Aim of the exercise: Nothing but the text should be carried over: reproduce all the data exactly and leave out every image.

(App and web page records)
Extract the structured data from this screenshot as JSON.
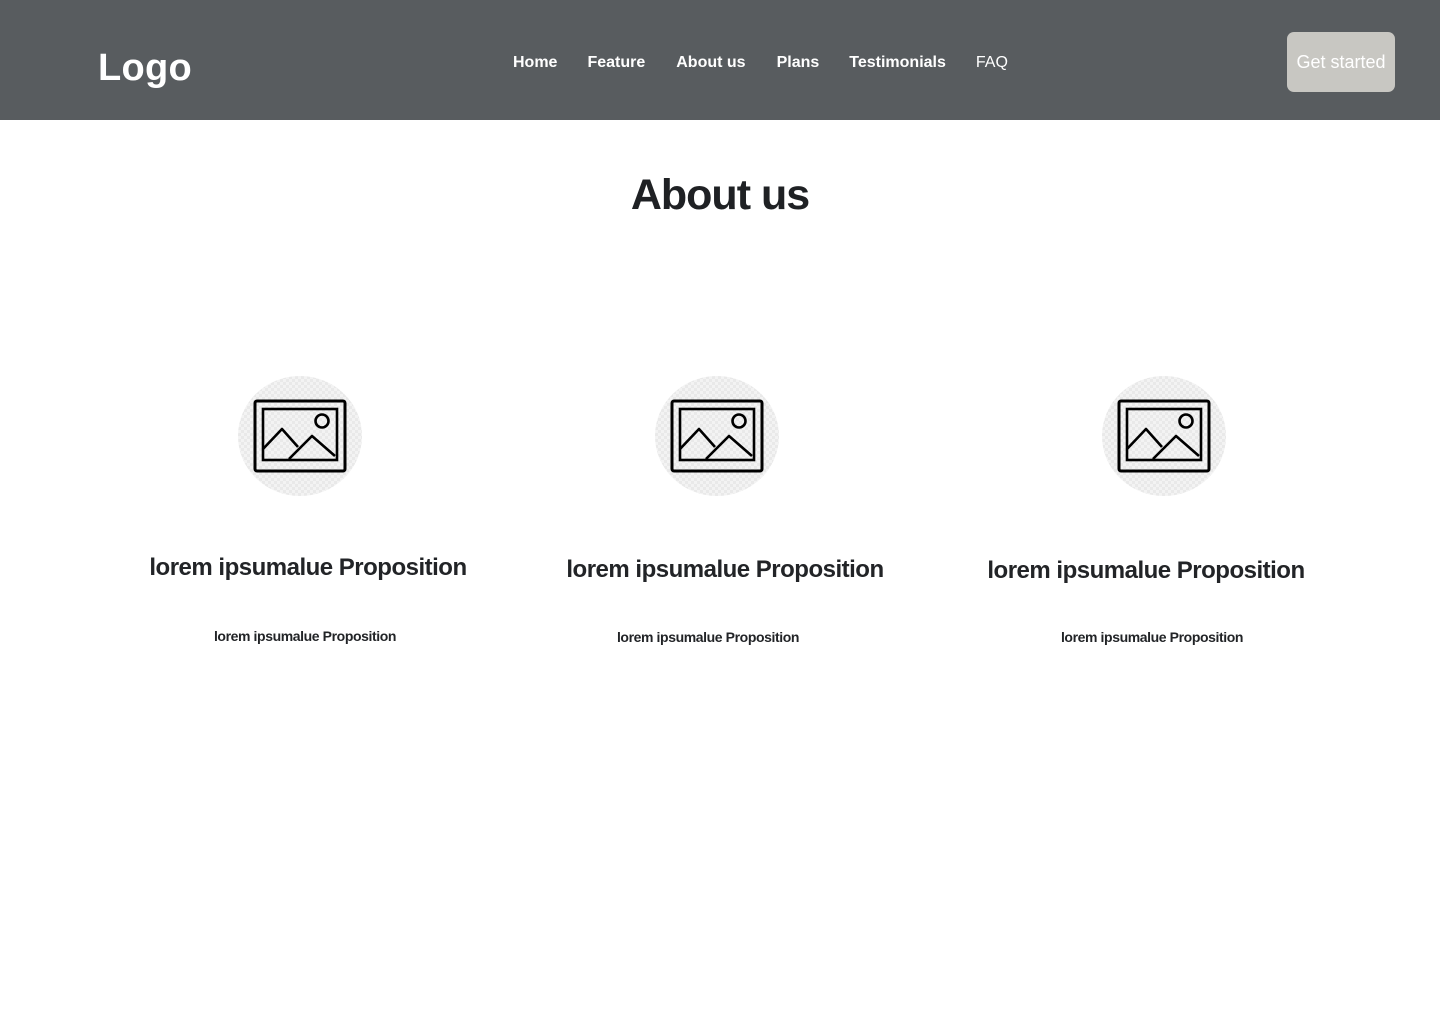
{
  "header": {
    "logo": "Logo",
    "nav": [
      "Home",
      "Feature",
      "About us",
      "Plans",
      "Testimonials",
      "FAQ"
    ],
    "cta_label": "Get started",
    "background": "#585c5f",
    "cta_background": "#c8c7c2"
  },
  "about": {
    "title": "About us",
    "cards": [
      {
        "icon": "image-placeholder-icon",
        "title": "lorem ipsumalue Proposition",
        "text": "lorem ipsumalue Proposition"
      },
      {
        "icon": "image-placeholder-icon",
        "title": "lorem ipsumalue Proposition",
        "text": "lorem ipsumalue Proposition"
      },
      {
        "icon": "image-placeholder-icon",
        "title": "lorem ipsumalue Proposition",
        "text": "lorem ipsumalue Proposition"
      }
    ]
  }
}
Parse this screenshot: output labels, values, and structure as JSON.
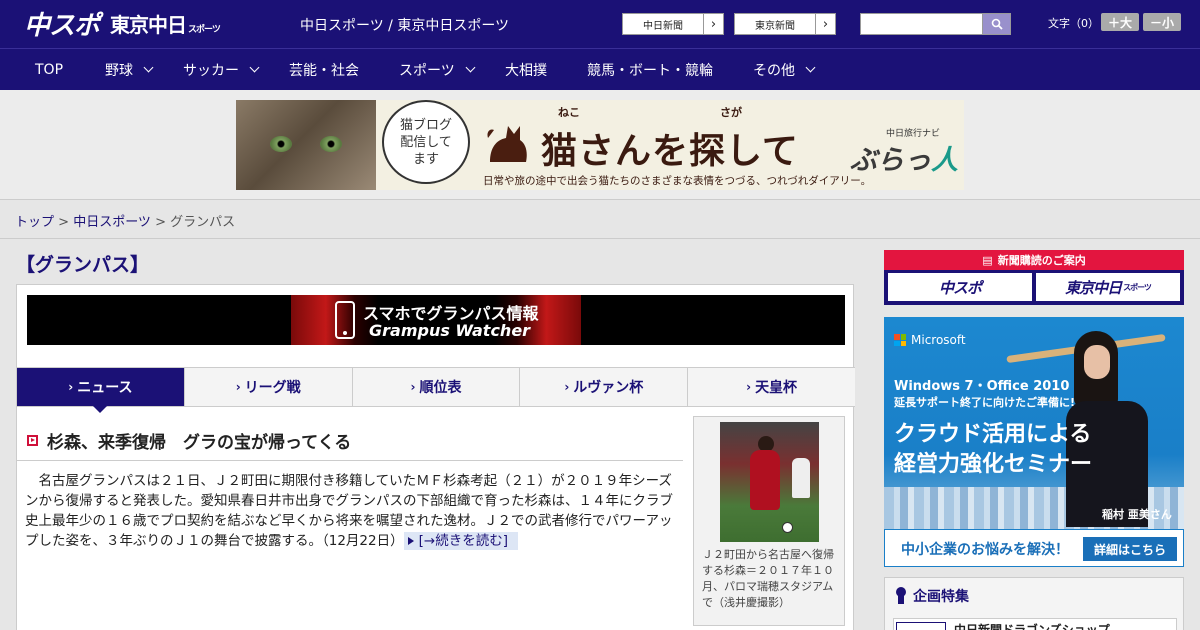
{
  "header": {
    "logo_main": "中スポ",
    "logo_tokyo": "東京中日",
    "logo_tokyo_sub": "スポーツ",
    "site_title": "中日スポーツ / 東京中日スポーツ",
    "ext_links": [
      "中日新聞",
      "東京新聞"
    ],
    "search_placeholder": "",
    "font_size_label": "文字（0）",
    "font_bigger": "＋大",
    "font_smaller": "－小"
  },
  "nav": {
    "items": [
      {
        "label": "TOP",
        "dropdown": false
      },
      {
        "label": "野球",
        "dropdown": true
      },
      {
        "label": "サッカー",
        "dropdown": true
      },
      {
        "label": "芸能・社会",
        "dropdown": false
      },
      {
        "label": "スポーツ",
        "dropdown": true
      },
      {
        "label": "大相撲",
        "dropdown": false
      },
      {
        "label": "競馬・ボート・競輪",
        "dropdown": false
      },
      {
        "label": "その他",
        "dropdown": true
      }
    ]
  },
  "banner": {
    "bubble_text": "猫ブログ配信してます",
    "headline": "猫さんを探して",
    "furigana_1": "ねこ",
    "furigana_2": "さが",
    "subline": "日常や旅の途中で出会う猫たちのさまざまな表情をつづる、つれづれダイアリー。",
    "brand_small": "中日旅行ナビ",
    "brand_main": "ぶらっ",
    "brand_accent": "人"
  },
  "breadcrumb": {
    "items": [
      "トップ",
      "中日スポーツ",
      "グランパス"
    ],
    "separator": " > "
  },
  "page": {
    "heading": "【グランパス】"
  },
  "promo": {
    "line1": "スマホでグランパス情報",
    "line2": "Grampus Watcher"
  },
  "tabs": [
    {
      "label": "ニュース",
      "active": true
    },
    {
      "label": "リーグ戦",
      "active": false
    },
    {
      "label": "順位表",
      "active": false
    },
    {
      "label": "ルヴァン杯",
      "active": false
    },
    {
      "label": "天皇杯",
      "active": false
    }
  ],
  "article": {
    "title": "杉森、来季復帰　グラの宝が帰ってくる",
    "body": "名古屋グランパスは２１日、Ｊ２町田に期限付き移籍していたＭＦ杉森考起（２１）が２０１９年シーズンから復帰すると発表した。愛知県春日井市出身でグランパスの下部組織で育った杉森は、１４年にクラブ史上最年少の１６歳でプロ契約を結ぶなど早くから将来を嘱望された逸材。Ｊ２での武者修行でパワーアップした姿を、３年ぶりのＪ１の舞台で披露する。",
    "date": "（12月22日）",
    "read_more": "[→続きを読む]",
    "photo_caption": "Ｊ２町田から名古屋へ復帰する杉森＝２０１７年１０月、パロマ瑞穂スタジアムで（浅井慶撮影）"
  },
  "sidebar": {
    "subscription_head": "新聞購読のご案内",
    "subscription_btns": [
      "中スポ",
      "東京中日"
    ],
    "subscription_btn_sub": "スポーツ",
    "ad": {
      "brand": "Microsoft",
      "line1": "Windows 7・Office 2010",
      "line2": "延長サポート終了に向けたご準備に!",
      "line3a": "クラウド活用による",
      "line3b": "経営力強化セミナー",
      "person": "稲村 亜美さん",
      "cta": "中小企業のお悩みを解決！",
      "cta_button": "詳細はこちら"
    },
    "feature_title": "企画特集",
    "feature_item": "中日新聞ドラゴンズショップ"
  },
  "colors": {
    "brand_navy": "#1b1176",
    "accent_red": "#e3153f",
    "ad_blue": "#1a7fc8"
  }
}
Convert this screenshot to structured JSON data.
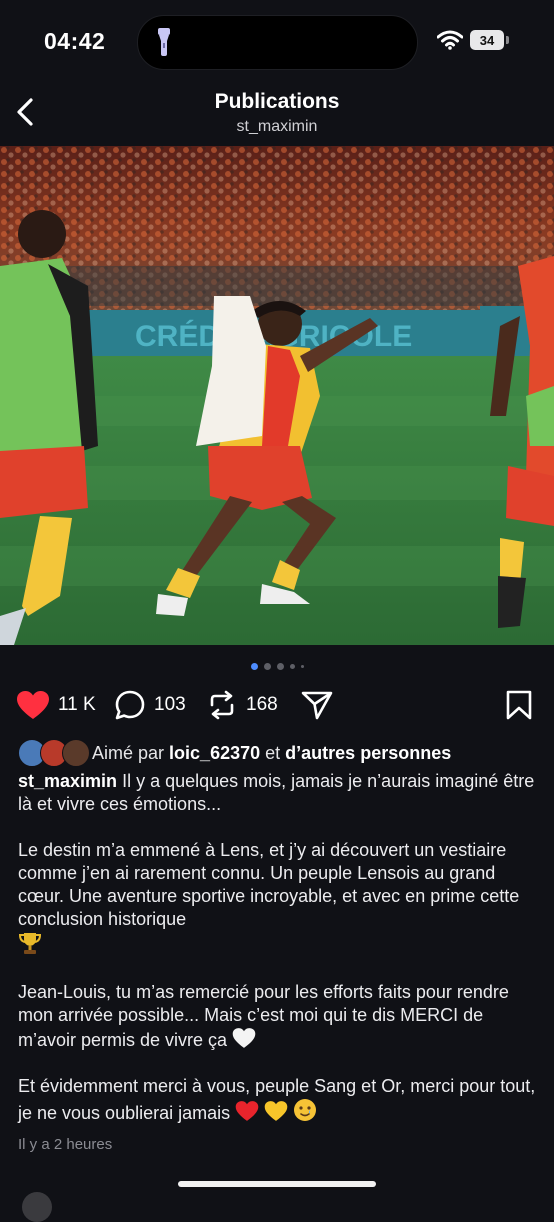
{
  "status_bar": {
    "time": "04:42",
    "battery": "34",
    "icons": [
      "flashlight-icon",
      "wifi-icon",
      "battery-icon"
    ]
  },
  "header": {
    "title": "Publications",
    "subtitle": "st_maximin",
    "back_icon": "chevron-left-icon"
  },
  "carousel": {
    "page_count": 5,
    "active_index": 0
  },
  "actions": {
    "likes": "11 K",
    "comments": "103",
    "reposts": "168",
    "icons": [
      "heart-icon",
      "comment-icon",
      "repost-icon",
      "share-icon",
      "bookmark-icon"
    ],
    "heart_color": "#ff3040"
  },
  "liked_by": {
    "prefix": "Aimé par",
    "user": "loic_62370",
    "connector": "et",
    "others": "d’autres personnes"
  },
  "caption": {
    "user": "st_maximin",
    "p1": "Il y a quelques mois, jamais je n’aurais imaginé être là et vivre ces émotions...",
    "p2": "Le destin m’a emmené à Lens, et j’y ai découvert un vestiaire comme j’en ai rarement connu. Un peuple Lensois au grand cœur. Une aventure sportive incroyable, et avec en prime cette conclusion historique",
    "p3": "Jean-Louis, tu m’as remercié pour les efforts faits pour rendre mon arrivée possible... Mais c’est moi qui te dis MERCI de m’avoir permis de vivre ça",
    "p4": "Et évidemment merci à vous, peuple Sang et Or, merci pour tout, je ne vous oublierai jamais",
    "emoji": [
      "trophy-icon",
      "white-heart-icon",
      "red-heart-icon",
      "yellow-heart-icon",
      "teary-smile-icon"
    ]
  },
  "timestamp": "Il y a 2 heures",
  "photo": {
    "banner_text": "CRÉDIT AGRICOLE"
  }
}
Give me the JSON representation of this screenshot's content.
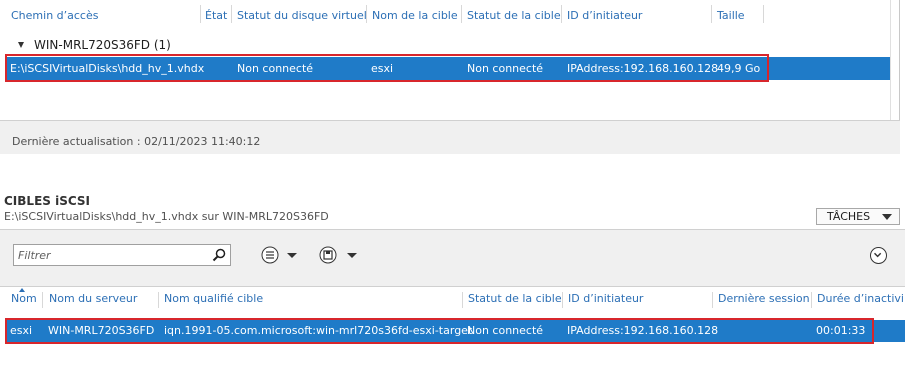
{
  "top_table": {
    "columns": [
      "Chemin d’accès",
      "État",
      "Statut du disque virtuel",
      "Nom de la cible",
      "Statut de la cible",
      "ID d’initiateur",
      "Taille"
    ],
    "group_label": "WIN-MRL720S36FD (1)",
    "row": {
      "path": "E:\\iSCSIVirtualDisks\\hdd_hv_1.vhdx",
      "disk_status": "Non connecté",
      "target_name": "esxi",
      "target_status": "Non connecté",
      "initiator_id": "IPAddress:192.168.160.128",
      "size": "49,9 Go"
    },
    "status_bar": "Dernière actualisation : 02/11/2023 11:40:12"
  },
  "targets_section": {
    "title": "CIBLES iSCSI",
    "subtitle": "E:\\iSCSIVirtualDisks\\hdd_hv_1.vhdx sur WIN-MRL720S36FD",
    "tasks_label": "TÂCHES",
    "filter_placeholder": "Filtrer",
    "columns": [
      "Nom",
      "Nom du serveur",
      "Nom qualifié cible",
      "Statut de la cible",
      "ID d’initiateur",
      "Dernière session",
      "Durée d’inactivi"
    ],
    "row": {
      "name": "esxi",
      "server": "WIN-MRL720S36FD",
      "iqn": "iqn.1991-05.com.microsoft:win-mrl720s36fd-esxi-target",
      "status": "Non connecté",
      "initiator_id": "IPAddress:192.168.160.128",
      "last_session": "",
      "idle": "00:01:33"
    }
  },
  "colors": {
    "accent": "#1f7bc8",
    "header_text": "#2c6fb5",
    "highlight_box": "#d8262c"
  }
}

Output:
Extract the structured data from this screenshot as JSON.
{
  "header": {
    "logo": "Logo",
    "nav": [
      "Home",
      "Feature",
      "About us",
      "Plans",
      "Testimonials",
      "FAQ"
    ],
    "cta_label": "Get started",
    "background": "#585c5f",
    "cta_background": "#c8c7c2"
  },
  "about": {
    "title": "About us",
    "cards": [
      {
        "icon": "image-placeholder-icon",
        "title": "lorem ipsumalue Proposition",
        "text": "lorem ipsumalue Proposition"
      },
      {
        "icon": "image-placeholder-icon",
        "title": "lorem ipsumalue Proposition",
        "text": "lorem ipsumalue Proposition"
      },
      {
        "icon": "image-placeholder-icon",
        "title": "lorem ipsumalue Proposition",
        "text": "lorem ipsumalue Proposition"
      }
    ]
  }
}
Parse this screenshot: output labels, values, and structure as JSON.
{
  "header": {
    "logo_main": "中スポ",
    "logo_tokyo": "東京中日",
    "logo_tokyo_sub": "スポーツ",
    "site_title": "中日スポーツ / 東京中日スポーツ",
    "ext_links": [
      "中日新聞",
      "東京新聞"
    ],
    "search_placeholder": "",
    "font_size_label": "文字（0）",
    "font_bigger": "＋大",
    "font_smaller": "－小"
  },
  "nav": {
    "items": [
      {
        "label": "TOP",
        "dropdown": false
      },
      {
        "label": "野球",
        "dropdown": true
      },
      {
        "label": "サッカー",
        "dropdown": true
      },
      {
        "label": "芸能・社会",
        "dropdown": false
      },
      {
        "label": "スポーツ",
        "dropdown": true
      },
      {
        "label": "大相撲",
        "dropdown": false
      },
      {
        "label": "競馬・ボート・競輪",
        "dropdown": false
      },
      {
        "label": "その他",
        "dropdown": true
      }
    ]
  },
  "banner": {
    "bubble_text": "猫ブログ配信してます",
    "headline": "猫さんを探して",
    "furigana_1": "ねこ",
    "furigana_2": "さが",
    "subline": "日常や旅の途中で出会う猫たちのさまざまな表情をつづる、つれづれダイアリー。",
    "brand_small": "中日旅行ナビ",
    "brand_main": "ぶらっ",
    "brand_accent": "人"
  },
  "breadcrumb": {
    "items": [
      "トップ",
      "中日スポーツ",
      "グランパス"
    ],
    "separator": " > "
  },
  "page": {
    "heading": "【グランパス】"
  },
  "promo": {
    "line1": "スマホでグランパス情報",
    "line2": "Grampus Watcher"
  },
  "tabs": [
    {
      "label": "ニュース",
      "active": true
    },
    {
      "label": "リーグ戦",
      "active": false
    },
    {
      "label": "順位表",
      "active": false
    },
    {
      "label": "ルヴァン杯",
      "active": false
    },
    {
      "label": "天皇杯",
      "active": false
    }
  ],
  "article": {
    "title": "杉森、来季復帰　グラの宝が帰ってくる",
    "body": "名古屋グランパスは２１日、Ｊ２町田に期限付き移籍していたＭＦ杉森考起（２１）が２０１９年シーズンから復帰すると発表した。愛知県春日井市出身でグランパスの下部組織で育った杉森は、１４年にクラブ史上最年少の１６歳でプロ契約を結ぶなど早くから将来を嘱望された逸材。Ｊ２での武者修行でパワーアップした姿を、３年ぶりのＪ１の舞台で披露する。",
    "date": "（12月22日）",
    "read_more": "[→続きを読む]",
    "photo_caption": "Ｊ２町田から名古屋へ復帰する杉森＝２０１７年１０月、パロマ瑞穂スタジアムで（浅井慶撮影）"
  },
  "sidebar": {
    "subscription_head": "新聞購読のご案内",
    "subscription_btns": [
      "中スポ",
      "東京中日"
    ],
    "subscription_btn_sub": "スポーツ",
    "ad": {
      "brand": "Microsoft",
      "line1": "Windows 7・Office 2010",
      "line2": "延長サポート終了に向けたご準備に!",
      "line3a": "クラウド活用による",
      "line3b": "経営力強化セミナー",
      "person": "稲村 亜美さん",
      "cta": "中小企業のお悩みを解決！",
      "cta_button": "詳細はこちら"
    },
    "feature_title": "企画特集",
    "feature_item": "中日新聞ドラゴンズショップ"
  },
  "colors": {
    "brand_navy": "#1b1176",
    "accent_red": "#e3153f",
    "ad_blue": "#1a7fc8"
  }
}
Convert this screenshot to structured JSON data.
{
  "status_bar": {
    "time": "04:42",
    "battery": "34",
    "icons": [
      "flashlight-icon",
      "wifi-icon",
      "battery-icon"
    ]
  },
  "header": {
    "title": "Publications",
    "subtitle": "st_maximin",
    "back_icon": "chevron-left-icon"
  },
  "carousel": {
    "page_count": 5,
    "active_index": 0
  },
  "actions": {
    "likes": "11 K",
    "comments": "103",
    "reposts": "168",
    "icons": [
      "heart-icon",
      "comment-icon",
      "repost-icon",
      "share-icon",
      "bookmark-icon"
    ],
    "heart_color": "#ff3040"
  },
  "liked_by": {
    "prefix": "Aimé par",
    "user": "loic_62370",
    "connector": "et",
    "others": "d’autres personnes"
  },
  "caption": {
    "user": "st_maximin",
    "p1": "Il y a quelques mois, jamais je n’aurais imaginé être là et vivre ces émotions...",
    "p2": "Le destin m’a emmené à Lens, et j’y ai découvert un vestiaire comme j’en ai rarement connu. Un peuple Lensois au grand cœur. Une aventure sportive incroyable, et avec en prime cette conclusion historique",
    "p3": "Jean-Louis, tu m’as remercié pour les efforts faits pour rendre mon arrivée possible... Mais c’est moi qui te dis MERCI de m’avoir permis de vivre ça",
    "p4": "Et évidemment merci à vous, peuple Sang et Or, merci pour tout, je ne vous oublierai jamais",
    "emoji": [
      "trophy-icon",
      "white-heart-icon",
      "red-heart-icon",
      "yellow-heart-icon",
      "teary-smile-icon"
    ]
  },
  "timestamp": "Il y a 2 heures",
  "photo": {
    "banner_text": "CRÉDIT AGRICOLE"
  }
}
Give me the JSON representation of this screenshot's content.
{
  "top_table": {
    "columns": [
      "Chemin d’accès",
      "État",
      "Statut du disque virtuel",
      "Nom de la cible",
      "Statut de la cible",
      "ID d’initiateur",
      "Taille"
    ],
    "group_label": "WIN-MRL720S36FD (1)",
    "row": {
      "path": "E:\\iSCSIVirtualDisks\\hdd_hv_1.vhdx",
      "disk_status": "Non connecté",
      "target_name": "esxi",
      "target_status": "Non connecté",
      "initiator_id": "IPAddress:192.168.160.128",
      "size": "49,9 Go"
    },
    "status_bar": "Dernière actualisation : 02/11/2023 11:40:12"
  },
  "targets_section": {
    "title": "CIBLES iSCSI",
    "subtitle": "E:\\iSCSIVirtualDisks\\hdd_hv_1.vhdx sur WIN-MRL720S36FD",
    "tasks_label": "TÂCHES",
    "filter_placeholder": "Filtrer",
    "columns": [
      "Nom",
      "Nom du serveur",
      "Nom qualifié cible",
      "Statut de la cible",
      "ID d’initiateur",
      "Dernière session",
      "Durée d’inactivi"
    ],
    "row": {
      "name": "esxi",
      "server": "WIN-MRL720S36FD",
      "iqn": "iqn.1991-05.com.microsoft:win-mrl720s36fd-esxi-target",
      "status": "Non connecté",
      "initiator_id": "IPAddress:192.168.160.128",
      "last_session": "",
      "idle": "00:01:33"
    }
  },
  "colors": {
    "accent": "#1f7bc8",
    "header_text": "#2c6fb5",
    "highlight_box": "#d8262c"
  }
}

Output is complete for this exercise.